Reactions: HomeSkillenSlice

HomeSkillenSlice

Honorable
Mar 23, 2014
75
0
10,640
3
There is no generic answer to this because it primarily depends on where the 2 servers are. It gets much more complex if you are talking about more than just a single connection.

What you would need is a direct fiber between the 2 locations. Still even this is not simple. If you look at the times for traffic say between Egypt and India the latency is huge in many cases. This is because most fiber is run in the ocean to avoid one country disrupting another. In this case the fiber can either run via the suez canal or run all the way around south of africa. There are political issues with access to the fiber that runs in the suez canal so many times the data has to go the long way.

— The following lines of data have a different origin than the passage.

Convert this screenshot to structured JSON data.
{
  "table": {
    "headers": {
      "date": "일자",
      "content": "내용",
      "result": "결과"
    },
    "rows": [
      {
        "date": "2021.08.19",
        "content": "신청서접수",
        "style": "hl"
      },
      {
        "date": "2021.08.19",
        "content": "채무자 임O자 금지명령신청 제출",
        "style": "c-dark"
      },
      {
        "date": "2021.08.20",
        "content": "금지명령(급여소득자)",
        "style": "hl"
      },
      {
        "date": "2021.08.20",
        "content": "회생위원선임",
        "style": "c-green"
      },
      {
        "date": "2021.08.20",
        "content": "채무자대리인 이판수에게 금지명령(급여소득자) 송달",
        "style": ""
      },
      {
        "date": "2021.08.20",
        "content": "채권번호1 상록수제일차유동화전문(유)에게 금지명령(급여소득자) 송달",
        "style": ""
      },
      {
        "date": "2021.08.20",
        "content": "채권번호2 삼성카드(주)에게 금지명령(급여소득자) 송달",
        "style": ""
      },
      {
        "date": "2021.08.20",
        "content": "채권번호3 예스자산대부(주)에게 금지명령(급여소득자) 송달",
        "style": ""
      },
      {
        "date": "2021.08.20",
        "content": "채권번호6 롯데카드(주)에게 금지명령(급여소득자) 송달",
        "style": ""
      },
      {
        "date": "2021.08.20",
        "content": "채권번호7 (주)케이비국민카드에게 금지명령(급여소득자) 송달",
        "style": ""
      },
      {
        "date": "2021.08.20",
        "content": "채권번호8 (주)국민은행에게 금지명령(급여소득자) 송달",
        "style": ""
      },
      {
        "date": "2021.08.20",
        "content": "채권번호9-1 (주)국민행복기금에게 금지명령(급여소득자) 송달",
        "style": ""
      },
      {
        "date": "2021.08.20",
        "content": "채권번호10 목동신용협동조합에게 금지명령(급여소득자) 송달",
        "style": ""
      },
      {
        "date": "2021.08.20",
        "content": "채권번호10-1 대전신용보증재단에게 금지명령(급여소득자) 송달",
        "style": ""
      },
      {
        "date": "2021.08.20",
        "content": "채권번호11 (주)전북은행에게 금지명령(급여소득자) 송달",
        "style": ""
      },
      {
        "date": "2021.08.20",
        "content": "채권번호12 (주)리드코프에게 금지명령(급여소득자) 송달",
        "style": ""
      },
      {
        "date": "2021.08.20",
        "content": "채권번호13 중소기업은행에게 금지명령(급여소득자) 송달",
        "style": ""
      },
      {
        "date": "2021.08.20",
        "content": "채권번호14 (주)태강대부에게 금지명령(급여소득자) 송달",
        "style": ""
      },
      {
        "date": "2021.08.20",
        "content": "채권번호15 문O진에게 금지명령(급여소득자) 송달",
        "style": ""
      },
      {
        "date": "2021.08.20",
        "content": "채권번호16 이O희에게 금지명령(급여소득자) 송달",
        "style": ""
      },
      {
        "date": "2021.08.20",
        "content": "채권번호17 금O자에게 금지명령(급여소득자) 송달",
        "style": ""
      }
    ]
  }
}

Obviously you can't get the fiber yourself. A large amount of the fiber was put in place by a company called global crossing. This company was bought out by level 3 but they were too also bought out. Verizon, att and tata are three other large owners of undersea fiber.

What you need to do is try to get a direct connection to one of these large ISP on both ends. This way you would stay completely on their network and run over their fiber connections. In many cases these companies publish their latency between cities on their network. Many also have what is called looking glass sites that allow you to get into their routers and do ping and trace commands.

Your largest issue is going to be the final connection. I doubt you can afford to buy your own fiber connections to one of these large ISP. In most cases you must place your server in a hosting center that has direct connections to these ISP on both ends. You also must check that they actually use that ISP for the connection when the hosting center has mulitple ISP. Many times they will route the traffic over a longer path because that partner ISP is offering them cheaper data rates.

In the end there is no answer you are going to get on a forum. You are going to have to do your own research to find what your actual options are for where you place the servers and what ISP they can use.
Thank you and I suspected it would be a complicated endeavor

I will probably check to see if this is a task that can be relegated to a conventional CDN provider but if the latencies are too high then ultimately I will have to directly contact various ISP's to see what arrangements can be made regarding the reduction of latency for the data

I suspect one might also need to pursue arrangements with multiple ISP's in order to get the best result as I doubt At&T has fiber laid out in random patches of India. First I will have to contact one ISP to route it as quickly as possible to this location near the ocean and then have whichever owner of the fiber that goes across the ocean to send it the quickest way possible to N.A . Then if the same owner of the large fiber cable in the ocean doesn't own fiber in the nation it reaches I would have to make yet another arrangement

Your hosting centre arrangement seems better albeit with worse results

Either all this or I relegate the task to a CDN and hope they do a sufficient job
 
If you REALLY want it you can get a guarantee of both minimum latency and minimum bandwidth. The will put in writing what the latency and bandwidth will be. Most large ISP offer this service. Is kinda a vpn but it is called MPLS. They in effect build a private path between the 2 location. It does not actually travel over the internet but may use the same fiber. The internet traffic would have a different MPLS tag that likely is given less priority when they share a fiber.

This is very commonly used by large corporations to connect their remote offices. It tends to be much more expensive than a VPN over the internet but it because of the service level guarantee. The company I worked for used verizon for most of this and they had agreements with other ISP In countries where they did not have local access. We used to do this because we carried a lot of voice and video conference and it did not work well over the internet especially when the latency was high.

It is not that expensive the hardest part is how do you get to the verizon network. You would need some kind of fiber or private line. Verizon does offer hosting services but I know nothing about it.
 

ASK THE COMMUNITY

TRENDING THREADS